Sky said...

I love that the only article directly related to sex is generating the most comments. Also, love to see you on here Karli? And who is e.a.s., who plans to come back as Supreme Director? I'm curious.
Mostly, I feel sad for the girl who wrote the article because of many of the reasons already mentioned. She doesn't get it. L will also feel sad when she faces Heavenly Father and realizes she misrepresented the church.
And, don't misunderstand this next statement, but sex is actually overrated in terms of having deep and fulfilling relationships. Don't get me wrong. Sure, it's great. Anyway, when I was married, I loved it (which may be sharing a little too much info). But we're made of a lot more than just our bodies. When two people are close spiritually, and work to get closer together emotionally and intellectually, the sex is the real and symbolic part of a whole union of all those parts. When your partner (husband) is not your friend, or when your feelings are hurt, and you haven't talked about it, or when you feel misunderstood, having sex is little more than a great physical sensation with not much to do with that magical realm called real love that I will believe in until I die.
In other words, a deep giving relationship is a whole lot more than having sex.

Sky said...

I have to add quickly that nothing is as simply as I make it sound. And is e.a.s. Anona? It is, isn't it?

e.a.s. said...

Yes, tis I. A little bored here in Utah. I'm trying to figure out how to stay intellectually stimulated while spending most of the day meeting the physical needs of two little girls. My efforts usually devolve into reading blogs and online news.

Shani said...

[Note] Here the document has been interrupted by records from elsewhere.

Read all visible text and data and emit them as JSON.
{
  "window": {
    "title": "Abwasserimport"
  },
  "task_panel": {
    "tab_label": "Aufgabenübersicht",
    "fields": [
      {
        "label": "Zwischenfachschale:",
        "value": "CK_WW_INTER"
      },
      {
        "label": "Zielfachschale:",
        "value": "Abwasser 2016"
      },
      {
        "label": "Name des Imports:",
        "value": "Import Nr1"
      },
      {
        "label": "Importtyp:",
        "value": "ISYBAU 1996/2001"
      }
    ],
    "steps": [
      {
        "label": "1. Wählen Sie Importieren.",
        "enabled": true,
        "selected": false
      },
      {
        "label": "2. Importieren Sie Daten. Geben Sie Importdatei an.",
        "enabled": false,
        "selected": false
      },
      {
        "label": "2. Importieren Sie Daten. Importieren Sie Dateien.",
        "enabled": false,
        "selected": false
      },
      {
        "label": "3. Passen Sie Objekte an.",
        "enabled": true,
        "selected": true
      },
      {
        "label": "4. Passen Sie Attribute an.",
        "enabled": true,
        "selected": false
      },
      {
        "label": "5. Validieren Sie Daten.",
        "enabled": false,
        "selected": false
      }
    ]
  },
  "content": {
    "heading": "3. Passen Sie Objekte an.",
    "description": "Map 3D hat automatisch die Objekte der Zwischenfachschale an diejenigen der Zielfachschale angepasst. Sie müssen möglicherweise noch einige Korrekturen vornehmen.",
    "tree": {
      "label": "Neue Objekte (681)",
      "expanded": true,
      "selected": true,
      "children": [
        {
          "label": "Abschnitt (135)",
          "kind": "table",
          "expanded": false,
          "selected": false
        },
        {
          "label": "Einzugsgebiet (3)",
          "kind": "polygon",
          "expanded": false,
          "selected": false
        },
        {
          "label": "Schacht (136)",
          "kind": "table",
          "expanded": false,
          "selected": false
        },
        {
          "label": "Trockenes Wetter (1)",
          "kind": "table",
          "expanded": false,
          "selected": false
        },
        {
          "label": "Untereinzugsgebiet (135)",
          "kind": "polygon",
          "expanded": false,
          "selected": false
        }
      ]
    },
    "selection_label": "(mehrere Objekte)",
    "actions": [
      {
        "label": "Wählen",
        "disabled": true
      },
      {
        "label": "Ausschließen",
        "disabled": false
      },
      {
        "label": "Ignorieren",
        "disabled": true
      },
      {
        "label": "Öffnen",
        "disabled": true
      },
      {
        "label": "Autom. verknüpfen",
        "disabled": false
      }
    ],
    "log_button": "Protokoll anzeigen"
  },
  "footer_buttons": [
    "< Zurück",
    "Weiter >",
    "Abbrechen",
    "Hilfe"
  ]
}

I think another misconception is that you'll either have a great sexual relationship with your spouse or you'll be incompatible. But just like the rest of your relationships, it's going to have its ups and downs.
A friend of mine had been dating a guy for quite awhile, and he wanted to marry her, but she wasn't sure, and eventually she said to Cooley and me that she loved everything about him, but, "I'm attracted to him, but I don't know if I'm attracted enough to marry him."
We asked her to clarify, and she said she thought if she didn't get butterflies every single time she saw him or heard his voice, they might not be compatible. But when we questioned her a little further, it turned out that the times she didn't get butterflies were usually when she was overly stressed about tests or her job.
Cooley and I both laughed, and we explained to her that for guys' physicality there's a light switch, but for girls it's sometimes like a switch board, and if everything doesn't match up (tests, unresolved arguments, dirty dishes, whatever), the physical aspect might not be appealing. Even when you're married. And she was genuinely surprised by that.
Is that really a surprising thing? There are so many factors that go into a marital relationship, and they're all going to affect each other. It's that "deep and fulfilling relationship" that Sis. Morgan mentioned. Chemistry is important, of course (I would not advise anyone to marry someone who feels like their sibling), but it's just one unpredictable factor in a relationship that's so much bigger.
And Karli, Elder Holland's talk is so powerful and clear. I had to actually watch it for one of my religion classes, and it's even better that way than reading it.